Insects in the vegetable garden can make any gardener panic. Insects attack vegetable plants in two different ways: chewing and sucking. No matter how they attack, a colony of insects can kill a plant within a very short time. Home gardeners should arm themselves with knowledge of common garden bugs that attack vegetable plants.
Chewing bugs chew on crops. A home gardener can tell chewing bugs have invaded because the leaves of their plants will have holes in them. Chewing bugs include caterpillars, beetles, weevils and moths.
Sucking bugs are usually found on the stems of plants and feed on the sap inside. Destruction of the plant is through boring and sucking, which causes dehydration. Small plants succumb to suckers within days. Larger, established plants (such as a large tomato plant) can tolerate large infestations of sucking bugs with minor effects; sucking bugs stunt the growth and yield.
Some bugs live in the soil and do their damage to vegetable plants along the soil line. They attack the plants' stems and fruit, rarely venturing above the soil line. They prefer rooting vegetables, such as potatoes and carrots.

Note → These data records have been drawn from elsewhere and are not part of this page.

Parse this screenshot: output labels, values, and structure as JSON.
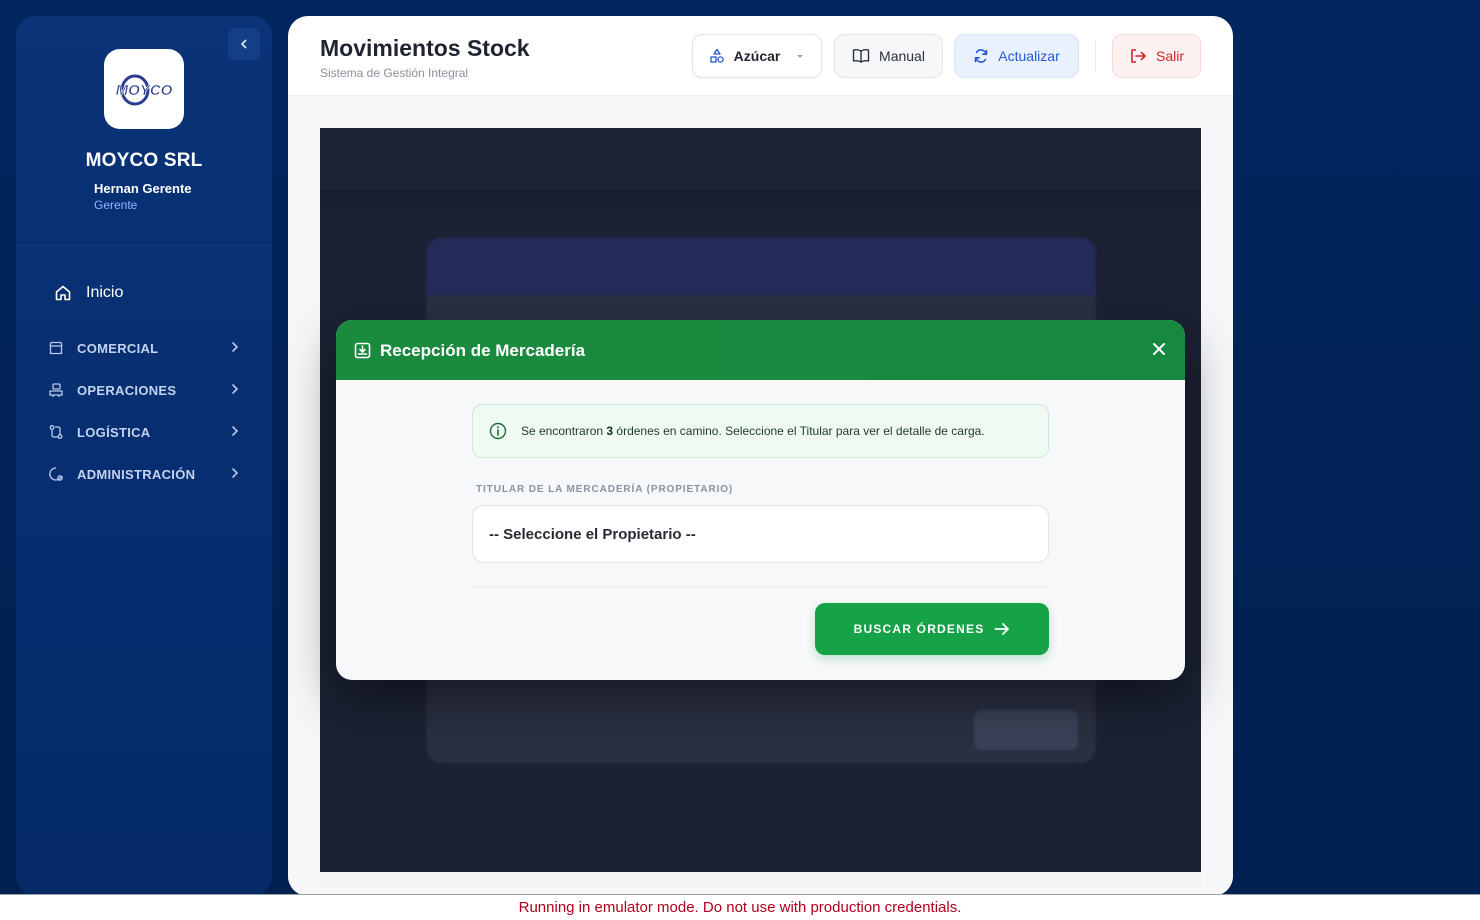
{
  "sidebar": {
    "company": "MOYCO SRL",
    "logo_text": "MOYCO",
    "user": {
      "name": "Hernan Gerente",
      "role": "Gerente"
    },
    "home_label": "Inicio",
    "items": [
      {
        "label": "COMERCIAL",
        "icon": "store-icon"
      },
      {
        "label": "OPERACIONES",
        "icon": "operations-icon"
      },
      {
        "label": "LOGÍSTICA",
        "icon": "route-icon"
      },
      {
        "label": "ADMINISTRACIÓN",
        "icon": "admin-gear-icon"
      }
    ]
  },
  "header": {
    "title": "Movimientos Stock",
    "subtitle": "Sistema de Gestión Integral",
    "product_label": "Azúcar",
    "manual_label": "Manual",
    "refresh_label": "Actualizar",
    "exit_label": "Salir"
  },
  "modal": {
    "title": "Recepción de Mercadería",
    "info_prefix": "Se encontraron ",
    "info_count": "3",
    "info_suffix": " órdenes en camino. Seleccione el Titular para ver el detalle de carga.",
    "field_label": "TITULAR DE LA MERCADERÍA (PROPIETARIO)",
    "select_value": "-- Seleccione el Propietario --",
    "search_button": "BUSCAR ÓRDENES"
  },
  "footer_notice": "Running in emulator mode. Do not use with production credentials.",
  "colors": {
    "sidebar": "#0a3378",
    "modal_header": "#1a8a3e",
    "primary_green": "#16a247",
    "danger": "#d3242b",
    "accent_blue": "#2458d6"
  }
}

Soil bugs include some weevils and cut worms.
Control both sucking and chewing bugs with a food-safe method of pest control. An inexpensive and effective manner of treating infestations is insecticidal soap (Resources 1). The safe ingredients kill bugs without harmful toxins.
Bug infestation on vegetable plants can be prevented by the use of barriers. Drape thin netting over delicate seedlings to keep chewing and sucking bugs off of their leaves. Cut the bottoms off of plastic party cups to create a collar around each seedling. This collar keeps bugs like cut worms from attacking.